_DATA IN THIS EXERCISE_.

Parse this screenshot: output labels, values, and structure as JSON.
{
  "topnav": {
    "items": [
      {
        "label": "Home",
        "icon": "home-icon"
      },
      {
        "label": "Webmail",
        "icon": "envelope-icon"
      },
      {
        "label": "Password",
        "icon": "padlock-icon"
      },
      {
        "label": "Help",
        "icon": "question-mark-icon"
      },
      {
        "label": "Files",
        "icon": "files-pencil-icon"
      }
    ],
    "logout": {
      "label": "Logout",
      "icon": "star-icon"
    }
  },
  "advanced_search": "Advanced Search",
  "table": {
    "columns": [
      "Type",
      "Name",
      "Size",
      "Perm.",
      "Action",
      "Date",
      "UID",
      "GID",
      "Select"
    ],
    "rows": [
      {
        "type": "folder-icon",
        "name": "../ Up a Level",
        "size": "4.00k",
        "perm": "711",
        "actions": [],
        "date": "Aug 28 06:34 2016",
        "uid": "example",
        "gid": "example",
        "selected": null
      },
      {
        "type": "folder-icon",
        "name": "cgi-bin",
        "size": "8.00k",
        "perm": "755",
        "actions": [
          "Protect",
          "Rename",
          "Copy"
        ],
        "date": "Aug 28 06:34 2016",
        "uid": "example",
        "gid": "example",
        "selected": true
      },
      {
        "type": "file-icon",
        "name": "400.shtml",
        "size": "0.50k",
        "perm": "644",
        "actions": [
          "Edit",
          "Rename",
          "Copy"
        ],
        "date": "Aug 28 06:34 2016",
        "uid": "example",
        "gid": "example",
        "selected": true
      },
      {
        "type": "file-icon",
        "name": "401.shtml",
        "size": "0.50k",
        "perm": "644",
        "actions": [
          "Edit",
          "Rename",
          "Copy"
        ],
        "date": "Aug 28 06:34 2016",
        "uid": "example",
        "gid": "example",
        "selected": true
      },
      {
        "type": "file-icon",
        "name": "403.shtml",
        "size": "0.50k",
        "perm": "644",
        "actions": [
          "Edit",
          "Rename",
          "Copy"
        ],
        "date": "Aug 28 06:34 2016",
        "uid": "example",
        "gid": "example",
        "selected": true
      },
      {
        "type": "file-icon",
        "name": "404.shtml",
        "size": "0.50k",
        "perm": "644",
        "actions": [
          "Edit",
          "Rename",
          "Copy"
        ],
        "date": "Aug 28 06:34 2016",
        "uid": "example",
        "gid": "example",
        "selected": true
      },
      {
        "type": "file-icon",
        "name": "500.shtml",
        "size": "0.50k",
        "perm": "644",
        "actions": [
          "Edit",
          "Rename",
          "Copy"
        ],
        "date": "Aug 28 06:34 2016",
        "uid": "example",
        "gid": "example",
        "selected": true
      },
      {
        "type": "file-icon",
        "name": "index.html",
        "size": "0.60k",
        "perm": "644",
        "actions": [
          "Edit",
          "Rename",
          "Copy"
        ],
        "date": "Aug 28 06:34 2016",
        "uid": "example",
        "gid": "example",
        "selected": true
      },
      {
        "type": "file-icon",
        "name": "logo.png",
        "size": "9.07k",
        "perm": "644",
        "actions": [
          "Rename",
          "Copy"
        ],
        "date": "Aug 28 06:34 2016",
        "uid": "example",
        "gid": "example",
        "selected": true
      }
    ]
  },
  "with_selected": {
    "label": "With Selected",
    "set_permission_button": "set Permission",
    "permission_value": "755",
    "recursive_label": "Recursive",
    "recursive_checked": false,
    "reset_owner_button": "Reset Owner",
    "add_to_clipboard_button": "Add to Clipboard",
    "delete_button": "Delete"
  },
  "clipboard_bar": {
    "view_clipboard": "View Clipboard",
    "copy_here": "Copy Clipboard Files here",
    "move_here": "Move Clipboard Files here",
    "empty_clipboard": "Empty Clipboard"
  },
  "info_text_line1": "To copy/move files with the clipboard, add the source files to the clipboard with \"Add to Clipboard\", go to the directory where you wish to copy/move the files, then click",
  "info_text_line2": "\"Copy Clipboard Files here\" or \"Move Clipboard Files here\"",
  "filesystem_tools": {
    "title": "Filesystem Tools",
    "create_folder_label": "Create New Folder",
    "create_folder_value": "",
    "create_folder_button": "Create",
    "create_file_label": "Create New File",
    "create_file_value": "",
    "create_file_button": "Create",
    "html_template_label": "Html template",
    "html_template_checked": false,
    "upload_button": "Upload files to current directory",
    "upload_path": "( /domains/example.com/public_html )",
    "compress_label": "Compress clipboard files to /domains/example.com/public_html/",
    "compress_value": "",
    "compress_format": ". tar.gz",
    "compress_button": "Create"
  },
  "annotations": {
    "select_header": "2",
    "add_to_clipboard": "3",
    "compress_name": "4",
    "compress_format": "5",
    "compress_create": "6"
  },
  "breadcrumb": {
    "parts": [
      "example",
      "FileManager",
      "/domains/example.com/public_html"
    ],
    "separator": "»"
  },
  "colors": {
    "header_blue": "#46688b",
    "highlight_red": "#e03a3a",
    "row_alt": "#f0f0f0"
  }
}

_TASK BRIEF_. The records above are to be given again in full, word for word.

_TASK RESULT_.
Parse this screenshot: output labels, values, and structure as JSON.
{
  "topnav": {
    "items": [
      {
        "label": "Home",
        "icon": "home-icon"
      },
      {
        "label": "Webmail",
        "icon": "envelope-icon"
      },
      {
        "label": "Password",
        "icon": "padlock-icon"
      },
      {
        "label": "Help",
        "icon": "question-mark-icon"
      },
      {
        "label": "Files",
        "icon": "files-pencil-icon"
      }
    ],
    "logout": {
      "label": "Logout",
      "icon": "star-icon"
    }
  },
  "advanced_search": "Advanced Search",
  "table": {
    "columns": [
      "Type",
      "Name",
      "Size",
      "Perm.",
      "Action",
      "Date",
      "UID",
      "GID",
      "Select"
    ],
    "rows": [
      {
        "type": "folder-icon",
        "name": "../ Up a Level",
        "size": "4.00k",
        "perm": "711",
        "actions": [],
        "date": "Aug 28 06:34 2016",
        "uid": "example",
        "gid": "example",
        "selected": null
      },
      {
        "type": "folder-icon",
        "name": "cgi-bin",
        "size": "8.00k",
        "perm": "755",
        "actions": [
          "Protect",
          "Rename",
          "Copy"
        ],
        "date": "Aug 28 06:34 2016",
        "uid": "example",
        "gid": "example",
        "selected": true
      },
      {
        "type": "file-icon",
        "name": "400.shtml",
        "size": "0.50k",
        "perm": "644",
        "actions": [
          "Edit",
          "Rename",
          "Copy"
        ],
        "date": "Aug 28 06:34 2016",
        "uid": "example",
        "gid": "example",
        "selected": true
      },
      {
        "type": "file-icon",
        "name": "401.shtml",
        "size": "0.50k",
        "perm": "644",
        "actions": [
          "Edit",
          "Rename",
          "Copy"
        ],
        "date": "Aug 28 06:34 2016",
        "uid": "example",
        "gid": "example",
        "selected": true
      },
      {
        "type": "file-icon",
        "name": "403.shtml",
        "size": "0.50k",
        "perm": "644",
        "actions": [
          "Edit",
          "Rename",
          "Copy"
        ],
        "date": "Aug 28 06:34 2016",
        "uid": "example",
        "gid": "example",
        "selected": true
      },
      {
        "type": "file-icon",
        "name": "404.shtml",
        "size": "0.50k",
        "perm": "644",
        "actions": [
          "Edit",
          "Rename",
          "Copy"
        ],
        "date": "Aug 28 06:34 2016",
        "uid": "example",
        "gid": "example",
        "selected": true
      },
      {
        "type": "file-icon",
        "name": "500.shtml",
        "size": "0.50k",
        "perm": "644",
        "actions": [
          "Edit",
          "Rename",
          "Copy"
        ],
        "date": "Aug 28 06:34 2016",
        "uid": "example",
        "gid": "example",
        "selected": true
      },
      {
        "type": "file-icon",
        "name": "index.html",
        "size": "0.60k",
        "perm": "644",
        "actions": [
          "Edit",
          "Rename",
          "Copy"
        ],
        "date": "Aug 28 06:34 2016",
        "uid": "example",
        "gid": "example",
        "selected": true
      },
      {
        "type": "file-icon",
        "name": "logo.png",
        "size": "9.07k",
        "perm": "644",
        "actions": [
          "Rename",
          "Copy"
        ],
        "date": "Aug 28 06:34 2016",
        "uid": "example",
        "gid": "example",
        "selected": true
      }
    ]
  },
  "with_selected": {
    "label": "With Selected",
    "set_permission_button": "set Permission",
    "permission_value": "755",
    "recursive_label": "Recursive",
    "recursive_checked": false,
    "reset_owner_button": "Reset Owner",
    "add_to_clipboard_button": "Add to Clipboard",
    "delete_button": "Delete"
  },
  "clipboard_bar": {
    "view_clipboard": "View Clipboard",
    "copy_here": "Copy Clipboard Files here",
    "move_here": "Move Clipboard Files here",
    "empty_clipboard": "Empty Clipboard"
  },
  "info_text_line1": "To copy/move files with the clipboard, add the source files to the clipboard with \"Add to Clipboard\", go to the directory where you wish to copy/move the files, then click",
  "info_text_line2": "\"Copy Clipboard Files here\" or \"Move Clipboard Files here\"",
  "filesystem_tools": {
    "title": "Filesystem Tools",
    "create_folder_label": "Create New Folder",
    "create_folder_value": "",
    "create_folder_button": "Create",
    "create_file_label": "Create New File",
    "create_file_value": "",
    "create_file_button": "Create",
    "html_template_label": "Html template",
    "html_template_checked": false,
    "upload_button": "Upload files to current directory",
    "upload_path": "( /domains/example.com/public_html )",
    "compress_label": "Compress clipboard files to /domains/example.com/public_html/",
    "compress_value": "",
    "compress_format": ". tar.gz",
    "compress_button": "Create"
  },
  "annotations": {
    "select_header": "2",
    "add_to_clipboard": "3",
    "compress_name": "4",
    "compress_format": "5",
    "compress_create": "6"
  },
  "breadcrumb": {
    "parts": [
      "example",
      "FileManager",
      "/domains/example.com/public_html"
    ],
    "separator": "»"
  },
  "colors": {
    "header_blue": "#46688b",
    "highlight_red": "#e03a3a",
    "row_alt": "#f0f0f0"
  }
}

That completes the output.